Subsection (ii) also recognizes that in an individual case a judge may make bringing the case forward contingent upon a specific event, such as the defendant paying restitution, see e.g. Commonwealth v. Marinucci Bros. & Co., 354 Mass. 743, 745 (1968), or serving a specified term in prison before being paroled, see e.g. Commonwealth v. Pelletier, 62 Mass. App. Ct. 145, 146-147 (2004). The defendant must receive explicit notice of any such contingency.
Subsection (iii) requires the court to inform the defendant that if the case is removed from the file, the defendant can receive a sentence that entails additional punishment. Cf. Simmons, 448 Mass. at 695 n.9. This provision does not require the type of colloquy concerning the details of a maximum sentence that must accompany a guilty plea. Cf. Rule 12(c)(3)(B). The defendant must, however, be made aware of the possibility of additional punishment and the judge should tailor the amount of information on this topic to the needs of each specific case.
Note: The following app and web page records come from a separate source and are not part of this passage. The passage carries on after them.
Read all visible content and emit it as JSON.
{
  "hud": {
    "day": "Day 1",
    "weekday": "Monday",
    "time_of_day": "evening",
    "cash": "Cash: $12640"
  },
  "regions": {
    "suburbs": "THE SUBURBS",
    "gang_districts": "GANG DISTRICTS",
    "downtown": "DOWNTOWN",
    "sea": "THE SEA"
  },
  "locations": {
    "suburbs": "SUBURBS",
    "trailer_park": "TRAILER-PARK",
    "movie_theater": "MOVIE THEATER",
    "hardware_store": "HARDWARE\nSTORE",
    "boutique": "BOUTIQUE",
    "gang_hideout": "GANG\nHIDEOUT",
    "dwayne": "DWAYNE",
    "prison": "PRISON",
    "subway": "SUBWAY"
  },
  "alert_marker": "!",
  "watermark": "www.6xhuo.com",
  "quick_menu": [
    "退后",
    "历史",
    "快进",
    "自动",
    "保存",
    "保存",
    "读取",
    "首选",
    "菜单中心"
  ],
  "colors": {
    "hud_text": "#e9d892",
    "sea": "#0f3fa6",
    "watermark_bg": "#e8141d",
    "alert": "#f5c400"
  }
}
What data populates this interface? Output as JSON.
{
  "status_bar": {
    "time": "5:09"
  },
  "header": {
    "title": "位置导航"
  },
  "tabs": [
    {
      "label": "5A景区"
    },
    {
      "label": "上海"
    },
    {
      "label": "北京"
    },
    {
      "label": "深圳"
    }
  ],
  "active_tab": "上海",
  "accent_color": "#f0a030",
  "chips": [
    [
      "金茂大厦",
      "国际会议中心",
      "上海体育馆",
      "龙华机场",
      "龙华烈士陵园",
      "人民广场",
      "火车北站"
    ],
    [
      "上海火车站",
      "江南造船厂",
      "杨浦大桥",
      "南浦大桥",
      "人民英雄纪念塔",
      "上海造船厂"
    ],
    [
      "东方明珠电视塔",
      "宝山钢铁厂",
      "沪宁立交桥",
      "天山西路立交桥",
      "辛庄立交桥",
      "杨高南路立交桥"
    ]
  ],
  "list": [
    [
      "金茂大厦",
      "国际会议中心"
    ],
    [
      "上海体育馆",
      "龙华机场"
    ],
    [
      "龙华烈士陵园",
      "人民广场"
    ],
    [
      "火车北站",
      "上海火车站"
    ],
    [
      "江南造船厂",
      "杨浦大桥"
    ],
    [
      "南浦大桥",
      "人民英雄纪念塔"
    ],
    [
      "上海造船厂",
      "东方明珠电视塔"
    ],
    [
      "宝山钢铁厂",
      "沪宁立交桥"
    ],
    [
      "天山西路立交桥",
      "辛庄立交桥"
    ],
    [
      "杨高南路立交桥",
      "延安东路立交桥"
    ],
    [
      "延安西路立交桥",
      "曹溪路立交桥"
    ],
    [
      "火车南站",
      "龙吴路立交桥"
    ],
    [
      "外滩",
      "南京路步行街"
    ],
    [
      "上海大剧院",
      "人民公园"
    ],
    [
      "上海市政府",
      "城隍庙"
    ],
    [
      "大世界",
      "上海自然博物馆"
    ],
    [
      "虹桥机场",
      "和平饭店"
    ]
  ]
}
The last provision in this section addresses the power of a judge to impose a sentence after a case is removed from the file. The Supreme Judicial Court has made clear that when a case is brought forward from the file, the judge, in deciding on what sentence to impose, must conform the new sentence to "the over-all scheme of punishment employed by the trial judge." Simmons, 448 Mass. at 699. This requirement means the sentencing judge has to take into account two limitations. One is the length of the original sentencing scheme. In Simmons, for example, the Court determined that the disparity between the two sentences was too great where a defendant was originally sentenced to concurrent terms of eight to twelve years on six armed robbery indictments and five years later received a sentence of eighteen to twenty years on a single count of armed assault with intent to rob that had been removed from the file. See id. at 699. It may be appropriate in some cases for the judge who orders a case placed on file to indicate what type of sentence is contemplated if the case is ever removed from the file. The other limitation stems from the requirement of due process that a defendant not be punished for conduct other than that for which he or she was convicted. See Commonwealth v. Bianco, 390 Mass. 254, 259 (1983). Since an allegation of new criminal conduct will often be the occasion for bringing a case out of the file, the judge should take care not to impose a harsher sentence on the filed case because the defendant "has not demonstrated his innocence of [the] unrelated, pending charge." Commonwealth v. LeBlanc, 370 Mass. 217 (1976).